Task data:
┌──
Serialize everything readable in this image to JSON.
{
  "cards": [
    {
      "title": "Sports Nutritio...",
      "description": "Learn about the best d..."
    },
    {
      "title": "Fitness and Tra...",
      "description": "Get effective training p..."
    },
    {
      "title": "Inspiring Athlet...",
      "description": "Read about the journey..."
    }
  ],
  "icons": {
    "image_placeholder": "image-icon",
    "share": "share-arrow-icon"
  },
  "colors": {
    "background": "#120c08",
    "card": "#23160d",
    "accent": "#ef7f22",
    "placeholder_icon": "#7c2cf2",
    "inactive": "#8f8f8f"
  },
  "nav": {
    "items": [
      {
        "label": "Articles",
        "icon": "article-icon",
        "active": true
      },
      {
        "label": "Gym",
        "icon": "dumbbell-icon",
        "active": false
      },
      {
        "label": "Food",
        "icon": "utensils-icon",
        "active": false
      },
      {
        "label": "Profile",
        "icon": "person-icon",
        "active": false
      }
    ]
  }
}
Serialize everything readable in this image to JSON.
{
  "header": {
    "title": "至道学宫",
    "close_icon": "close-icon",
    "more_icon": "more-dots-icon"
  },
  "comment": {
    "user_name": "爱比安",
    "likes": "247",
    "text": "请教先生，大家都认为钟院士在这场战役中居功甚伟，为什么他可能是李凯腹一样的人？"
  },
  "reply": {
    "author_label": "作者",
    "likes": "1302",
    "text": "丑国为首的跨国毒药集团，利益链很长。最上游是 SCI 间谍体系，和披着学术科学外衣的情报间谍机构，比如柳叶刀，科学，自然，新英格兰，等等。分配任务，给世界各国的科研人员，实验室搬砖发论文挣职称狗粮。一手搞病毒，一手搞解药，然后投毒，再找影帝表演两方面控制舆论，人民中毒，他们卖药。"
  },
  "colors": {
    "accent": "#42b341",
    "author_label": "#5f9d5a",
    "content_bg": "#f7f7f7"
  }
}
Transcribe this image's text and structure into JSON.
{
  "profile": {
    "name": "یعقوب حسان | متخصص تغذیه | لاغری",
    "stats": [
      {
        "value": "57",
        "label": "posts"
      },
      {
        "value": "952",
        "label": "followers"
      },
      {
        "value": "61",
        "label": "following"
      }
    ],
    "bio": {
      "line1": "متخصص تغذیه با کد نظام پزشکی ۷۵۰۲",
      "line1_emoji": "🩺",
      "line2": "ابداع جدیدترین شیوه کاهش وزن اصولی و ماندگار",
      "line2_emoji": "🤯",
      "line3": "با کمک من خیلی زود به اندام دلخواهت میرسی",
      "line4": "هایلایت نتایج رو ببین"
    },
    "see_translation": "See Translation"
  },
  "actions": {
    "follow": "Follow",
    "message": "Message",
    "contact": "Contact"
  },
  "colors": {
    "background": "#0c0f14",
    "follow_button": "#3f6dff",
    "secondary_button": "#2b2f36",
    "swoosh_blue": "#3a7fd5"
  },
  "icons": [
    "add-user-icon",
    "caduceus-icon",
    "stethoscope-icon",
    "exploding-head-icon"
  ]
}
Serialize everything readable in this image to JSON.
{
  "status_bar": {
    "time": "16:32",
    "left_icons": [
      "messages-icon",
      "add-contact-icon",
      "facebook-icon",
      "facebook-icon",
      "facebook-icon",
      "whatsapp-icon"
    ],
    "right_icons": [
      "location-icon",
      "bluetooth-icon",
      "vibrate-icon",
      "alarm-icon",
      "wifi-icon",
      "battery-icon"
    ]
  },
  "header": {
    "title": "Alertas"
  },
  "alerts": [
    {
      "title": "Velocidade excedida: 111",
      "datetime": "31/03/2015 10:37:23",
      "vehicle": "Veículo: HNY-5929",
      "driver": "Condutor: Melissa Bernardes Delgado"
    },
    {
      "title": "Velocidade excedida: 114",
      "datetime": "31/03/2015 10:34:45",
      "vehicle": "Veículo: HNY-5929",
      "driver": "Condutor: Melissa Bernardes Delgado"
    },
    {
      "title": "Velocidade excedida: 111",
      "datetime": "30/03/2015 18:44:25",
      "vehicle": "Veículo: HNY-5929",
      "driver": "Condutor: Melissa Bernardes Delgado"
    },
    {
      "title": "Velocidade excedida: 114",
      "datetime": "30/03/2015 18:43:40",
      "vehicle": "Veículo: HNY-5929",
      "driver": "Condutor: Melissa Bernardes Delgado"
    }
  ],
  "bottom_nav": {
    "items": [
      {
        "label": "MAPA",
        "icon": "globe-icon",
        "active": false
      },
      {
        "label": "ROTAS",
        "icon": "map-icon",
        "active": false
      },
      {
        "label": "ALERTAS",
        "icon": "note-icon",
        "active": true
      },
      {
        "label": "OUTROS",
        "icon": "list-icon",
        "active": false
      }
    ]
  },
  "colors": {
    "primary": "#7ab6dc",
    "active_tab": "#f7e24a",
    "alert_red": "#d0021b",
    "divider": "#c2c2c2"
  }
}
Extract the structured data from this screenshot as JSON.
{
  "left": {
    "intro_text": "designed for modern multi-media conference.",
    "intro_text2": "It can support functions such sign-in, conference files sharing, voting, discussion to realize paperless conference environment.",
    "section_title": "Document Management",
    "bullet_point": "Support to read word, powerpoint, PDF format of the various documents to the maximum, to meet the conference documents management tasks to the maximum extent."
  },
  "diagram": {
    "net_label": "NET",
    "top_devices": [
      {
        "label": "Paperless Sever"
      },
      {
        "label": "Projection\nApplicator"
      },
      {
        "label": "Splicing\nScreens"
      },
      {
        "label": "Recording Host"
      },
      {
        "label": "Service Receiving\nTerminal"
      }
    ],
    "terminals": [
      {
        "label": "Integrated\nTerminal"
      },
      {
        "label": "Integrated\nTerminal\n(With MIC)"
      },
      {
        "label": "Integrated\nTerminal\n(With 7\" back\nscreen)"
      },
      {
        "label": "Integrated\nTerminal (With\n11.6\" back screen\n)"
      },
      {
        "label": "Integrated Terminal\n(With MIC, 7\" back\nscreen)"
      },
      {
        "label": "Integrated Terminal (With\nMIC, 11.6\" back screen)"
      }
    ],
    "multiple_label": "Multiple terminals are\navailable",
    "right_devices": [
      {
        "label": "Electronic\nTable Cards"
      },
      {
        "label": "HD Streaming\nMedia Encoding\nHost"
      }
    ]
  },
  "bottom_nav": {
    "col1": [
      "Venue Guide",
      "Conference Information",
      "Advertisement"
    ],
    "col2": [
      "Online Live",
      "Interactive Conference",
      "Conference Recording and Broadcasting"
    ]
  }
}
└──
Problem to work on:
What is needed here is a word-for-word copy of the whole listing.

Response box:
Serialize everything readable in this image to JSON.
{
  "cards": [
    {
      "title": "Sports Nutritio...",
      "description": "Learn about the best d..."
    },
    {
      "title": "Fitness and Tra...",
      "description": "Get effective training p..."
    },
    {
      "title": "Inspiring Athlet...",
      "description": "Read about the journey..."
    }
  ],
  "icons": {
    "image_placeholder": "image-icon",
    "share": "share-arrow-icon"
  },
  "colors": {
    "background": "#120c08",
    "card": "#23160d",
    "accent": "#ef7f22",
    "placeholder_icon": "#7c2cf2",
    "inactive": "#8f8f8f"
  },
  "nav": {
    "items": [
      {
        "label": "Articles",
        "icon": "article-icon",
        "active": true
      },
      {
        "label": "Gym",
        "icon": "dumbbell-icon",
        "active": false
      },
      {
        "label": "Food",
        "icon": "utensils-icon",
        "active": false
      },
      {
        "label": "Profile",
        "icon": "person-icon",
        "active": false
      }
    ]
  }
}
Serialize everything readable in this image to JSON.
{
  "header": {
    "title": "至道学宫",
    "close_icon": "close-icon",
    "more_icon": "more-dots-icon"
  },
  "comment": {
    "user_name": "爱比安",
    "likes": "247",
    "text": "请教先生，大家都认为钟院士在这场战役中居功甚伟，为什么他可能是李凯腹一样的人？"
  },
  "reply": {
    "author_label": "作者",
    "likes": "1302",
    "text": "丑国为首的跨国毒药集团，利益链很长。最上游是 SCI 间谍体系，和披着学术科学外衣的情报间谍机构，比如柳叶刀，科学，自然，新英格兰，等等。分配任务，给世界各国的科研人员，实验室搬砖发论文挣职称狗粮。一手搞病毒，一手搞解药，然后投毒，再找影帝表演两方面控制舆论，人民中毒，他们卖药。"
  },
  "colors": {
    "accent": "#42b341",
    "author_label": "#5f9d5a",
    "content_bg": "#f7f7f7"
  }
}
Transcribe this image's text and structure into JSON.
{
  "profile": {
    "name": "یعقوب حسان | متخصص تغذیه | لاغری",
    "stats": [
      {
        "value": "57",
        "label": "posts"
      },
      {
        "value": "952",
        "label": "followers"
      },
      {
        "value": "61",
        "label": "following"
      }
    ],
    "bio": {
      "line1": "متخصص تغذیه با کد نظام پزشکی ۷۵۰۲",
      "line1_emoji": "🩺",
      "line2": "ابداع جدیدترین شیوه کاهش وزن اصولی و ماندگار",
      "line2_emoji": "🤯",
      "line3": "با کمک من خیلی زود به اندام دلخواهت میرسی",
      "line4": "هایلایت نتایج رو ببین"
    },
    "see_translation": "See Translation"
  },
  "actions": {
    "follow": "Follow",
    "message": "Message",
    "contact": "Contact"
  },
  "colors": {
    "background": "#0c0f14",
    "follow_button": "#3f6dff",
    "secondary_button": "#2b2f36",
    "swoosh_blue": "#3a7fd5"
  },
  "icons": [
    "add-user-icon",
    "caduceus-icon",
    "stethoscope-icon",
    "exploding-head-icon"
  ]
}
Serialize everything readable in this image to JSON.
{
  "status_bar": {
    "time": "16:32",
    "left_icons": [
      "messages-icon",
      "add-contact-icon",
      "facebook-icon",
      "facebook-icon",
      "facebook-icon",
      "whatsapp-icon"
    ],
    "right_icons": [
      "location-icon",
      "bluetooth-icon",
      "vibrate-icon",
      "alarm-icon",
      "wifi-icon",
      "battery-icon"
    ]
  },
  "header": {
    "title": "Alertas"
  },
  "alerts": [
    {
      "title": "Velocidade excedida: 111",
      "datetime": "31/03/2015 10:37:23",
      "vehicle": "Veículo: HNY-5929",
      "driver": "Condutor: Melissa Bernardes Delgado"
    },
    {
      "title": "Velocidade excedida: 114",
      "datetime": "31/03/2015 10:34:45",
      "vehicle": "Veículo: HNY-5929",
      "driver": "Condutor: Melissa Bernardes Delgado"
    },
    {
      "title": "Velocidade excedida: 111",
      "datetime": "30/03/2015 18:44:25",
      "vehicle": "Veículo: HNY-5929",
      "driver": "Condutor: Melissa Bernardes Delgado"
    },
    {
      "title": "Velocidade excedida: 114",
      "datetime": "30/03/2015 18:43:40",
      "vehicle": "Veículo: HNY-5929",
      "driver": "Condutor: Melissa Bernardes Delgado"
    }
  ],
  "bottom_nav": {
    "items": [
      {
        "label": "MAPA",
        "icon": "globe-icon",
        "active": false
      },
      {
        "label": "ROTAS",
        "icon": "map-icon",
        "active": false
      },
      {
        "label": "ALERTAS",
        "icon": "note-icon",
        "active": true
      },
      {
        "label": "OUTROS",
        "icon": "list-icon",
        "active": false
      }
    ]
  },
  "colors": {
    "primary": "#7ab6dc",
    "active_tab": "#f7e24a",
    "alert_red": "#d0021b",
    "divider": "#c2c2c2"
  }
}
Extract the structured data from this screenshot as JSON.
{
  "left": {
    "intro_text": "designed for modern multi-media conference.",
    "intro_text2": "It can support functions such sign-in, conference files sharing, voting, discussion to realize paperless conference environment.",
    "section_title": "Document Management",
    "bullet_point": "Support to read word, powerpoint, PDF format of the various documents to the maximum, to meet the conference documents management tasks to the maximum extent."
  },
  "diagram": {
    "net_label": "NET",
    "top_devices": [
      {
        "label": "Paperless Sever"
      },
      {
        "label": "Projection\nApplicator"
      },
      {
        "label": "Splicing\nScreens"
      },
      {
        "label": "Recording Host"
      },
      {
        "label": "Service Receiving\nTerminal"
      }
    ],
    "terminals": [
      {
        "label": "Integrated\nTerminal"
      },
      {
        "label": "Integrated\nTerminal\n(With MIC)"
      },
      {
        "label": "Integrated\nTerminal\n(With 7\" back\nscreen)"
      },
      {
        "label": "Integrated\nTerminal (With\n11.6\" back screen\n)"
      },
      {
        "label": "Integrated Terminal\n(With MIC, 7\" back\nscreen)"
      },
      {
        "label": "Integrated Terminal (With\nMIC, 11.6\" back screen)"
      }
    ],
    "multiple_label": "Multiple terminals are\navailable",
    "right_devices": [
      {
        "label": "Electronic\nTable Cards"
      },
      {
        "label": "HD Streaming\nMedia Encoding\nHost"
      }
    ]
  },
  "bottom_nav": {
    "col1": [
      "Venue Guide",
      "Conference Information",
      "Advertisement"
    ],
    "col2": [
      "Online Live",
      "Interactive Conference",
      "Conference Recording and Broadcasting"
    ]
  }
}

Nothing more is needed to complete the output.